Segment Start: Input material

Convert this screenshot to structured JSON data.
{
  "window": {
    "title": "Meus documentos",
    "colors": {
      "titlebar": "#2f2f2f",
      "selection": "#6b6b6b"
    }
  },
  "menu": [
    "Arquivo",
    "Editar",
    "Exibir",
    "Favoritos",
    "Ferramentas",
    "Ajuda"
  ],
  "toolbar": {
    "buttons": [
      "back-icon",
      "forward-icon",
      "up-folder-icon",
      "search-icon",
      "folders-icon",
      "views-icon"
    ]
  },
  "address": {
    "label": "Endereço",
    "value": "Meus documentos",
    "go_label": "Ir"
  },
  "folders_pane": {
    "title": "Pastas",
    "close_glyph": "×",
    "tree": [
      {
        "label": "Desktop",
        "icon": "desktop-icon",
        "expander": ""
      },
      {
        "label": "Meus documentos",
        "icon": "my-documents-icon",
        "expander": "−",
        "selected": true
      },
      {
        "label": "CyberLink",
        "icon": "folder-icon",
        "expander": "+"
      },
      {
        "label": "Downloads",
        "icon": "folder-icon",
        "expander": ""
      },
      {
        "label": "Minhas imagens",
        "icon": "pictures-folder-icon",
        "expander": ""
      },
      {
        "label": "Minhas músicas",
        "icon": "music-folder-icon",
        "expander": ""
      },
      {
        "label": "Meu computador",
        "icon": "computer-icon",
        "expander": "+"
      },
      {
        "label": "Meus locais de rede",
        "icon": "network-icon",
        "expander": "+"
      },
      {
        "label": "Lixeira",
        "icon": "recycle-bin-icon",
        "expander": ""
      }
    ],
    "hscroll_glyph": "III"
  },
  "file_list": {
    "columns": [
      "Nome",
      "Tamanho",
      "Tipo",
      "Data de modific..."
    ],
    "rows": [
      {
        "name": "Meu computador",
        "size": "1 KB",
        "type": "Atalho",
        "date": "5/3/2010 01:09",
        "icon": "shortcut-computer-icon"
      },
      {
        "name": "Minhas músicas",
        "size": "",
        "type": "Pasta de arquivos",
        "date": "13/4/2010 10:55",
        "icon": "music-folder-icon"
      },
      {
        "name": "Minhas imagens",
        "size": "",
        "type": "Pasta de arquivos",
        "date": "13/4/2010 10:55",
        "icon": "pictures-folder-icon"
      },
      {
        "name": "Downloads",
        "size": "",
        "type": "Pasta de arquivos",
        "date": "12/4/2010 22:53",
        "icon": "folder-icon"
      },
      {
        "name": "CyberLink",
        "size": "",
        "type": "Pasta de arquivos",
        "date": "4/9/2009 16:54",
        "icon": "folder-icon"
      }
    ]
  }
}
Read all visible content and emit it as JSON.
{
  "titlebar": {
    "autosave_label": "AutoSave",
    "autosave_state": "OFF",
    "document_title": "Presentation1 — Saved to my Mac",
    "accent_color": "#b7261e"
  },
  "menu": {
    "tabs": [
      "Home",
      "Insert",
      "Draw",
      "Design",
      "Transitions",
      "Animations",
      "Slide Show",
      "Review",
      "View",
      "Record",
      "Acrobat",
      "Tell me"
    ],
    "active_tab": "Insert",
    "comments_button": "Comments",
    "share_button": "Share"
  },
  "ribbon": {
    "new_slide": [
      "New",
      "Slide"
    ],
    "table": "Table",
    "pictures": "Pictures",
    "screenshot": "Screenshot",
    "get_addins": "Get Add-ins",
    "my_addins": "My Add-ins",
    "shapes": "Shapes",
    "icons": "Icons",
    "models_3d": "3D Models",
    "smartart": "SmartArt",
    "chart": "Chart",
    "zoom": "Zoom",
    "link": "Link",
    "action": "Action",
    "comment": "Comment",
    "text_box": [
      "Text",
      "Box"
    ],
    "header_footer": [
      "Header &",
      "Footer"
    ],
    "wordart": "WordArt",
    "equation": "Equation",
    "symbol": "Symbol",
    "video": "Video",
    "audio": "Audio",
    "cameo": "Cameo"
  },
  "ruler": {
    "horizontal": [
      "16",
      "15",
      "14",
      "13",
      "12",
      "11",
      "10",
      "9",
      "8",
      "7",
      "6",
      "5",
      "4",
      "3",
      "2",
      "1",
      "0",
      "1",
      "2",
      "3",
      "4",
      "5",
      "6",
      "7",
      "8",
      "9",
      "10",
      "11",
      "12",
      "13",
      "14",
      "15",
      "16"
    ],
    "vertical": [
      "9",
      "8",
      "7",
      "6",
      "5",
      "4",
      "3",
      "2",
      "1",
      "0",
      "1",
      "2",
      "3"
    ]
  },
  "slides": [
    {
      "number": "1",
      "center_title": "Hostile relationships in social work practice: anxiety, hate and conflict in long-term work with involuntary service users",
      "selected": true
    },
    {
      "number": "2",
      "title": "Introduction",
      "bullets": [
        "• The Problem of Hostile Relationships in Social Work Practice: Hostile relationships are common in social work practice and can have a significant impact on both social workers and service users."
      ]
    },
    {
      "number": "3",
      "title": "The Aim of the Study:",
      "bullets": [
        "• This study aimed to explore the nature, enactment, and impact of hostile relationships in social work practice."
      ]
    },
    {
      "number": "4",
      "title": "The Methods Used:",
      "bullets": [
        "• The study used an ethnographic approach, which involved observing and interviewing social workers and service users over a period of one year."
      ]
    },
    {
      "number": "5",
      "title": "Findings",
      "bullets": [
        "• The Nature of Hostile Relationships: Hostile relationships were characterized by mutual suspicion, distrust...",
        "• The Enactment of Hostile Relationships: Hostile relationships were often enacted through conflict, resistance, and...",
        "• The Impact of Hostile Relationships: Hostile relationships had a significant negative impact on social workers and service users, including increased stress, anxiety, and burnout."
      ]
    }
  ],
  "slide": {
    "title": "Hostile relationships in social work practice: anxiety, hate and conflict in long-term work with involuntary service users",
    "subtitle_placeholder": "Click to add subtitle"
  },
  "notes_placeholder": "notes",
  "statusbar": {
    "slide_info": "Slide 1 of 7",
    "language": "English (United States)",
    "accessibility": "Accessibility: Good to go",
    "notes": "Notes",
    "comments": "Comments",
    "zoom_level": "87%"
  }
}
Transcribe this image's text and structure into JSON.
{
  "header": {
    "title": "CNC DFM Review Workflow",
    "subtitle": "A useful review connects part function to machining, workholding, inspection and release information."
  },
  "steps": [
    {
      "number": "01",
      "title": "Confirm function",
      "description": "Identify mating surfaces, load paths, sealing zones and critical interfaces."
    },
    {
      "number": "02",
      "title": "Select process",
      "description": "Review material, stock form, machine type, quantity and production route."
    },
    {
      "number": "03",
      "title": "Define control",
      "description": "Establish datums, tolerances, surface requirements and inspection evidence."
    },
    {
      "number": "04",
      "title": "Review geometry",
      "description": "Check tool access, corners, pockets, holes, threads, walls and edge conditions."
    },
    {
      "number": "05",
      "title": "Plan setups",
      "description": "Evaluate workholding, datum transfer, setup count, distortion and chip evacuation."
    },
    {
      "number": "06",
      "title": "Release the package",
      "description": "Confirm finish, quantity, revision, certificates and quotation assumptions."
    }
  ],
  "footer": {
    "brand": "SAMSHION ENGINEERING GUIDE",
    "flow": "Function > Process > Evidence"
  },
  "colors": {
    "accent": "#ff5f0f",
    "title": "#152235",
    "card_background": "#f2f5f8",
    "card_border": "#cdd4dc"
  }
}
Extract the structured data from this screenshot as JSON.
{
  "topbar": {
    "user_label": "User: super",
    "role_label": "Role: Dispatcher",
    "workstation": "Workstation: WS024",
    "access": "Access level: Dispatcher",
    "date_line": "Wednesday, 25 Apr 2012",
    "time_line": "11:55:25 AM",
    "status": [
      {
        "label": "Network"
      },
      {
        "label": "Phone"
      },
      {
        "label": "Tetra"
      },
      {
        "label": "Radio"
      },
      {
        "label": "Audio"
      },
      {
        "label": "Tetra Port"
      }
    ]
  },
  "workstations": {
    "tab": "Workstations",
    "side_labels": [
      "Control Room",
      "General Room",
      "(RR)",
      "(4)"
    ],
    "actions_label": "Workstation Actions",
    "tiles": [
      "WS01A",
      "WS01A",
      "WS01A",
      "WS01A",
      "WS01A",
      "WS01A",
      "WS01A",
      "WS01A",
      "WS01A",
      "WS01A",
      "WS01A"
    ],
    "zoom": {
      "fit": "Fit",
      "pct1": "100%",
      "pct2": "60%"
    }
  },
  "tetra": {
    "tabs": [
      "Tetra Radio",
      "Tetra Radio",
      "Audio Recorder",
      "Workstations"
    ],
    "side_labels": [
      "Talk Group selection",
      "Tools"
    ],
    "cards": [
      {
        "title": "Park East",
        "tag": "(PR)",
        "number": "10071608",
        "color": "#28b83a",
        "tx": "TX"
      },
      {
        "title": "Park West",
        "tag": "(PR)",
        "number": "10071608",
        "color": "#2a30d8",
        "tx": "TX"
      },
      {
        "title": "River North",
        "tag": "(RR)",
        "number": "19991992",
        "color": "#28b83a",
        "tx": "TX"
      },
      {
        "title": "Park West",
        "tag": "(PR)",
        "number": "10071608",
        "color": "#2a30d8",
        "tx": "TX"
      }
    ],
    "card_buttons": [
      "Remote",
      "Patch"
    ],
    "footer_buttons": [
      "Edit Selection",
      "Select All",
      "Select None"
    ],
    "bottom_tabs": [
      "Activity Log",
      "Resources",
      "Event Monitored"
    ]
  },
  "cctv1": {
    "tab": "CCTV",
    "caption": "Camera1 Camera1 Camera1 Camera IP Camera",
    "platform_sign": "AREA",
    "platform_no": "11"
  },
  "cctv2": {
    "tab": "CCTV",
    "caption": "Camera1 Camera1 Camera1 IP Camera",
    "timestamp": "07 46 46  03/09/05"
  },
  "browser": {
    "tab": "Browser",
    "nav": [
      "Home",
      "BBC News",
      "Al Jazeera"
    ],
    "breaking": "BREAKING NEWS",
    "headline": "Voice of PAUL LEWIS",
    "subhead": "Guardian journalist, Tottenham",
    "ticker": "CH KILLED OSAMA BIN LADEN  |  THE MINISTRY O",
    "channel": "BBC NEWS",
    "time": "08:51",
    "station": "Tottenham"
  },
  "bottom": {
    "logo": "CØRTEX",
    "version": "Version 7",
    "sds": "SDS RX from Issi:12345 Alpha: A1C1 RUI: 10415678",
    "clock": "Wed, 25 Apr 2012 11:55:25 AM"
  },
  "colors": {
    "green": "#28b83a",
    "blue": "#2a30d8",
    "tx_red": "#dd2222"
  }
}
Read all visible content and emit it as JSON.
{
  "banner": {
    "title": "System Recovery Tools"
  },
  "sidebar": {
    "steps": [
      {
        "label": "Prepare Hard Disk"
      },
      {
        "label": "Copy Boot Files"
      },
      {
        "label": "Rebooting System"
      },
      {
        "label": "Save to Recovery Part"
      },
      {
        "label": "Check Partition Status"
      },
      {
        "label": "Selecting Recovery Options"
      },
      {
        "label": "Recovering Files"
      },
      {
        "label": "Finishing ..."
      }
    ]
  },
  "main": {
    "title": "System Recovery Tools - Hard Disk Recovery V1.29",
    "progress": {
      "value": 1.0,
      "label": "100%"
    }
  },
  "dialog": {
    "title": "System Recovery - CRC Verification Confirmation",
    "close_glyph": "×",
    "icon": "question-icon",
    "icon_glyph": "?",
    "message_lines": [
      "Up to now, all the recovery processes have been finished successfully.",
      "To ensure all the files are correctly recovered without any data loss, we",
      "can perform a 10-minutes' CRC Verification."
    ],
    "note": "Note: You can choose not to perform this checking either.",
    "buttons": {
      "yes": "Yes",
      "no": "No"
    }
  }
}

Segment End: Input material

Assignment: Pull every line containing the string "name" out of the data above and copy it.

Expected answer:
        "name": "Meu computador",
        "name": "Minhas músicas",
        "name": "Minhas imagens",
        "name": "Downloads",
        "name": "CyberLink",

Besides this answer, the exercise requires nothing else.